“Those Foolish Israelites…”
As I was going through the Sunday School lesson for the teens on Sunday morning we were reading out of the book of Exodus in chapter 14 where the Israelites were on the run from the Egyptians and come face-to-face with the Red Sea. They begin complaining about being taken out of Egypt and into the wilderness to die. They were afraid that they fled safety and oppression to only be slaughtered by the hands of their previous captors, and they cried out to the Lord and Moses in Exodus 14:10-12,

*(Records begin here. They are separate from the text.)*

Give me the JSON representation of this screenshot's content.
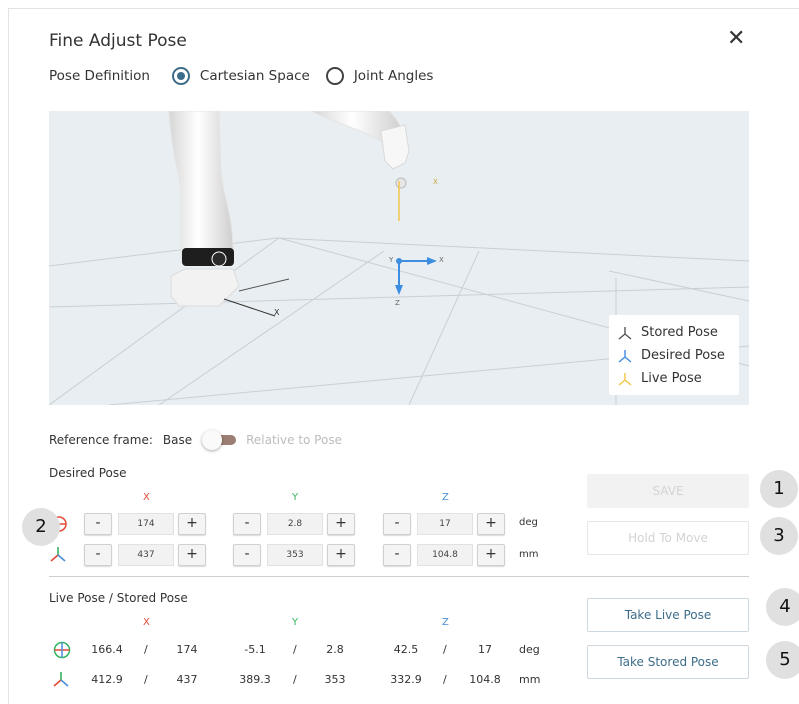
{
  "dialog": {
    "title": "Fine Adjust Pose",
    "close_icon": "close-icon"
  },
  "pose_definition": {
    "label": "Pose Definition",
    "options": [
      {
        "label": "Cartesian Space",
        "selected": true
      },
      {
        "label": "Joint Angles",
        "selected": false
      }
    ]
  },
  "legend": {
    "items": [
      {
        "label": "Stored Pose",
        "color": "#555555"
      },
      {
        "label": "Desired Pose",
        "color": "#3d8de0"
      },
      {
        "label": "Live Pose",
        "color": "#f3c64a"
      }
    ]
  },
  "viewport": {
    "labels": {
      "x1": "X",
      "y_small": "Y",
      "x_small": "X",
      "z_small": "Z",
      "x_live": "X"
    }
  },
  "reference_frame": {
    "label": "Reference frame:",
    "base": "Base",
    "relative": "Relative to Pose"
  },
  "desired_pose": {
    "label": "Desired Pose",
    "axes": [
      "X",
      "Y",
      "Z"
    ],
    "rows": [
      {
        "icon": "rotation-icon",
        "values": [
          "174",
          "2.8",
          "17"
        ],
        "unit": "deg"
      },
      {
        "icon": "translation-icon",
        "values": [
          "437",
          "353",
          "104.8"
        ],
        "unit": "mm"
      }
    ],
    "minus": "-",
    "plus": "+"
  },
  "live_stored": {
    "label": "Live Pose / Stored Pose",
    "axes": [
      "X",
      "Y",
      "Z"
    ],
    "rows": [
      {
        "icon": "rotation-icon",
        "live": [
          "166.4",
          "-5.1",
          "42.5"
        ],
        "stored": [
          "174",
          "2.8",
          "17"
        ],
        "unit": "deg"
      },
      {
        "icon": "translation-icon",
        "live": [
          "412.9",
          "389.3",
          "332.9"
        ],
        "stored": [
          "437",
          "353",
          "104.8"
        ],
        "unit": "mm"
      }
    ],
    "separator": "/"
  },
  "buttons": {
    "save": "SAVE",
    "hold": "Hold To Move",
    "take_live": "Take Live Pose",
    "take_stored": "Take Stored Pose"
  },
  "badges": [
    "1",
    "2",
    "3",
    "4",
    "5"
  ],
  "colors": {
    "accent": "#3d6d8a",
    "x": "#e04a3a",
    "y": "#34b560",
    "z": "#4a8fd6"
  }
}
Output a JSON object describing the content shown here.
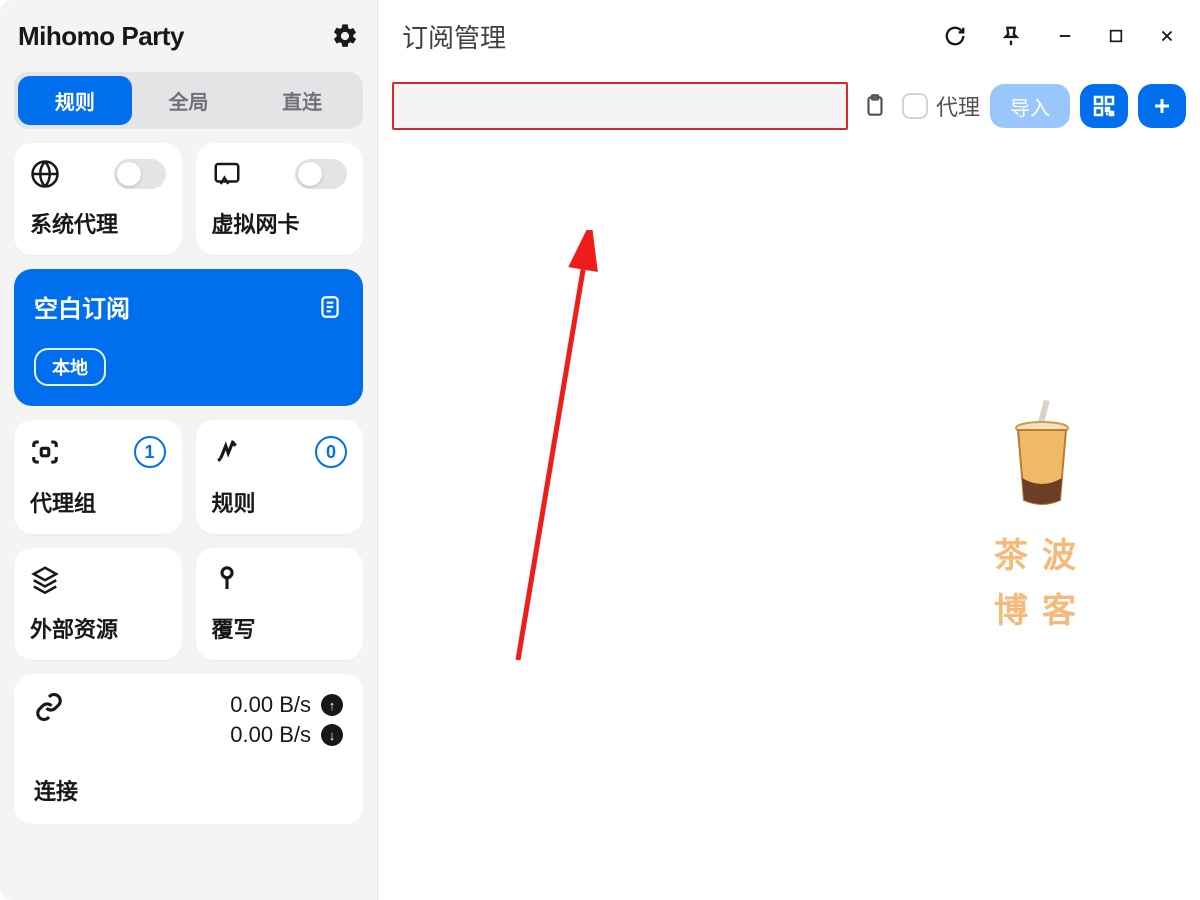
{
  "app": {
    "title": "Mihomo Party"
  },
  "modes": {
    "rules": "规则",
    "global": "全局",
    "direct": "直连"
  },
  "cards": {
    "system_proxy": "系统代理",
    "tun": "虚拟网卡"
  },
  "subscription": {
    "title": "空白订阅",
    "badge": "本地"
  },
  "proxy_group": {
    "label": "代理组",
    "count": "1"
  },
  "rules_card": {
    "label": "规则",
    "count": "0"
  },
  "resources": {
    "label": "外部资源"
  },
  "override": {
    "label": "覆写"
  },
  "speed": {
    "up": "0.00 B/s",
    "down": "0.00 B/s",
    "label": "连接"
  },
  "main": {
    "title": "订阅管理",
    "proxy_label": "代理",
    "import_label": "导入"
  },
  "watermark": {
    "line1": "茶波",
    "line2": "博客"
  }
}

“10 As Pharaoh approached, the people of Israel looked up and panicked when they saw the Egyptians overtaking them. They cried out to the Lord, 11 and they said to Moses, “Why did you bring us out here to die in the wilderness? Weren’t there enough graves for us in Egypt? What have you done to us? Why did you make us leave Egypt? 12 Didn’t we tell you this would happen while we were still in Egypt? We said, ‘Leave us alone! Let us be slaves to the Egyptians. It’s better to be a slave in Egypt than a corpse in the wilderness!’”
The lesson we were working through is found in Carl Leth’s, “A Holy Encounter,” and Leth writes the following commentary on the actions of the Israelite’s in the above passage,

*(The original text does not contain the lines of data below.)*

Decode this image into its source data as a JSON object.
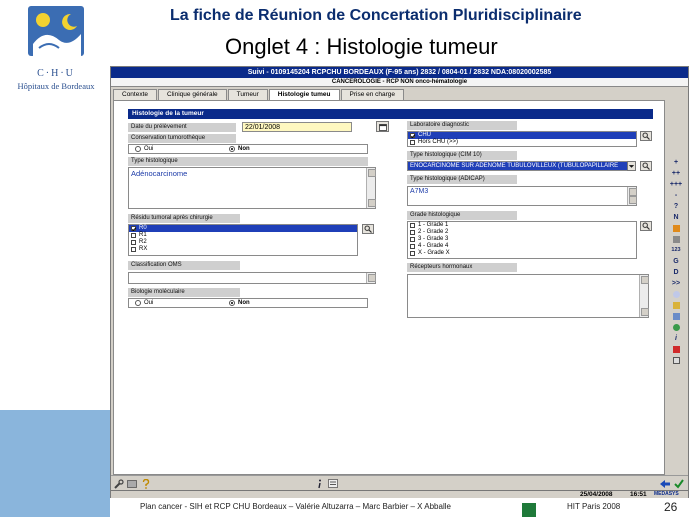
{
  "slide": {
    "title": "La fiche de Réunion de Concertation Pluridisciplinaire",
    "subtitle": "Onglet 4 : Histologie tumeur",
    "logo_text": "C·H·U",
    "logo_subtext": "Hôpitaux de Bordeaux",
    "footer": "Plan cancer - SIH et RCP CHU Bordeaux – Valérie Altuzarra – Marc Barbier – X Abballe",
    "event": "HIT Paris 2008",
    "page_number": "26"
  },
  "app": {
    "header": "Suivi - 0109145204 RCPCHU BORDEAUX (F-95 ans) 2832 / 0804-01 / 2832 NDA:08020002585",
    "subheader": "CANCEROLOGIE - RCP NON onco-hématologie",
    "tabs": [
      "Contexte",
      "Clinique générale",
      "Tumeur",
      "Histologie tumeu",
      "Prise en charge"
    ],
    "active_tab": 3,
    "section_title": "Histologie de la tumeur",
    "left": {
      "date_label": "Date du prélèvement",
      "date_value": "22/01/2008",
      "conservation_label": "Conservation tumorothèque",
      "conservation_options": [
        "Oui",
        "Non"
      ],
      "conservation_selected": "Non",
      "type_label": "Type histologique",
      "type_value": "Adénocarcinome",
      "residu_label": "Résidu tumoral après chirurgie",
      "residu_items": [
        "R0",
        "R1",
        "R2",
        "RX"
      ],
      "residu_selected": "R0",
      "oms_label": "Classification OMS",
      "oms_value": "",
      "bio_label": "Biologie moléculaire",
      "bio_options": [
        "Oui",
        "Non"
      ],
      "bio_selected": "Non"
    },
    "right": {
      "labo_label": "Laboratoire diagnostic",
      "labo_items": [
        "CHU",
        "Hors CHU (>>)"
      ],
      "labo_selected": "CHU",
      "cim_label": "Type histologique (CIM 10)",
      "cim_value": "ENOCARCINOME SUR ADENOME TUBULOVILLEUX (TUBULOPAPILLAIRE",
      "adicap_label": "Type histologique (ADICAP)",
      "adicap_value": "A7M3",
      "grade_label": "Grade histologique",
      "grade_items": [
        "1 - Grade 1",
        "2 - Grade 2",
        "3 - Grade 3",
        "4 - Grade 4",
        "X - Grade X"
      ],
      "recepteurs_label": "Récepteurs hormonaux",
      "recepteurs_value": ""
    },
    "toolbar": [
      "+",
      "++",
      "+++",
      "-",
      "?",
      "N",
      "",
      "",
      "123",
      "G",
      "D",
      ">>",
      "",
      "",
      "",
      "",
      "i",
      "",
      ""
    ],
    "status": {
      "date": "25/04/2008",
      "time": "16:51",
      "brand": "MEDASYS"
    }
  },
  "colors": {
    "title_blue": "#0b2d6e",
    "header_blue": "#0a2a8a",
    "selection_blue": "#1f3fb8",
    "band_blue": "#8ab5dc",
    "window_gray": "#d4d0c8"
  }
}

“Those foolish Israelites! How quickly they forgot God’s faithfulness and care. They are barely out of Egypt, and they complain at the first sign of trouble. They have already forgotten God’s mighty acts of power performed to free them. Oh, those foolish Israelites—how like us they are.” (Leth, pg 31).
As I read those words aloud, I almost felt a physical slap across my face. As we read the Scripture verses my thoughts were, they are so stupid to be complaining after God just brought them out from the oppression of Egypt. These words from Dr. Leth (who was a professor of mine while I was at Olivet) were so profound and real to me this week, because I am just like the Israelites in this story. When things are going well; I am rejoicing and praising God, however, the moment things take a turn for the worse I go right back to complaining saying “Woe is me!” or “Why are you doing this to me God.”

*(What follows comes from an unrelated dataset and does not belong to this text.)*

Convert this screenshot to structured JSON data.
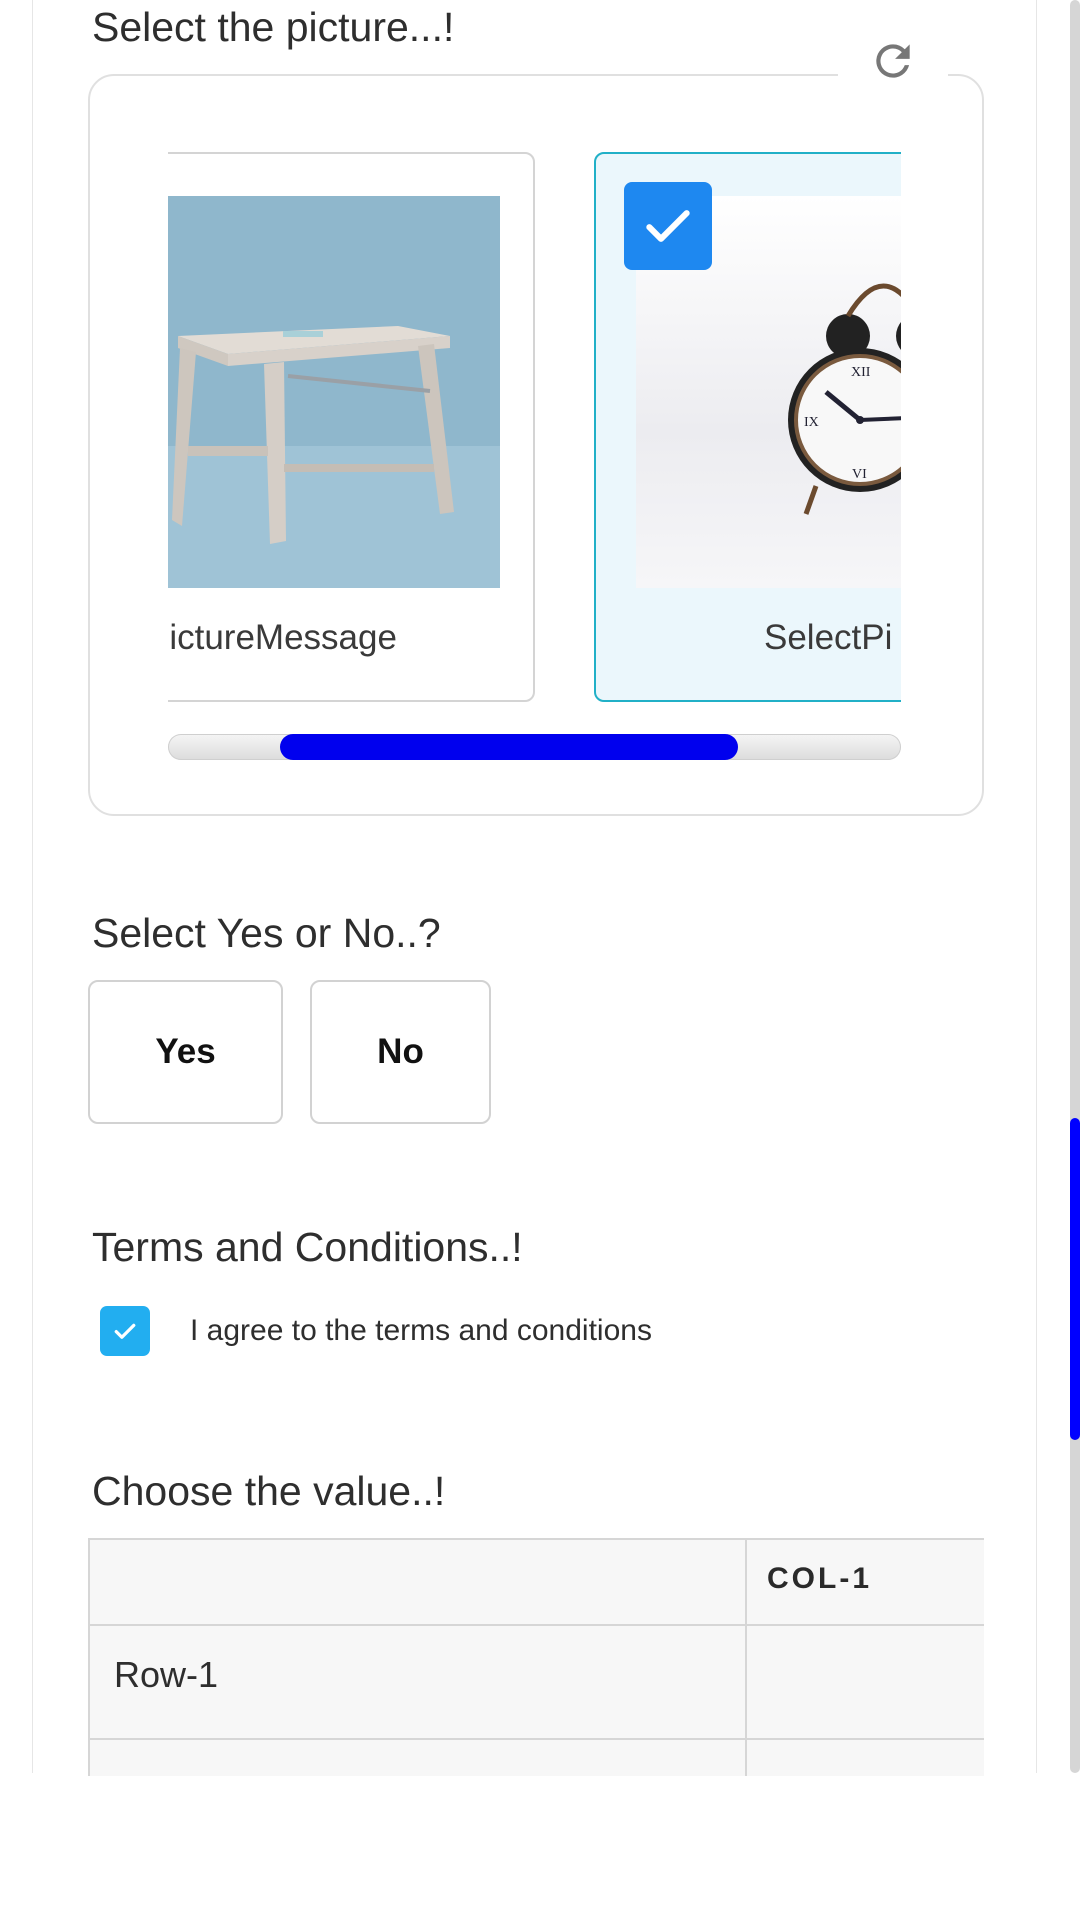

As we read scripture it is very easy to fall into the trap of removing ourselves from the reading and casting judgement on “Those Foolish Israelites” forgetting that we often act just like them in our own lives, yet God loves us anyway. I was thankful for the proverbial slap in the face that I received that morning when reading the words of Dr. Leth, and I encourage you to allow God’s Word to shape your life by not casting judgement on the characters your reading about but allowing their stories shine on the areas of our lives that need improvement. We are reminded of the importance and usefulness of God’s Word in 2 Timothy 3:16-17, “16 All Scripture is inspired by God and is useful to teach us what is true and to make us realize what is wrong in our lives. It corrects us when we are wrong and teaches us to do what is right. 17 God uses it to prepare and equip his people to do every good work.”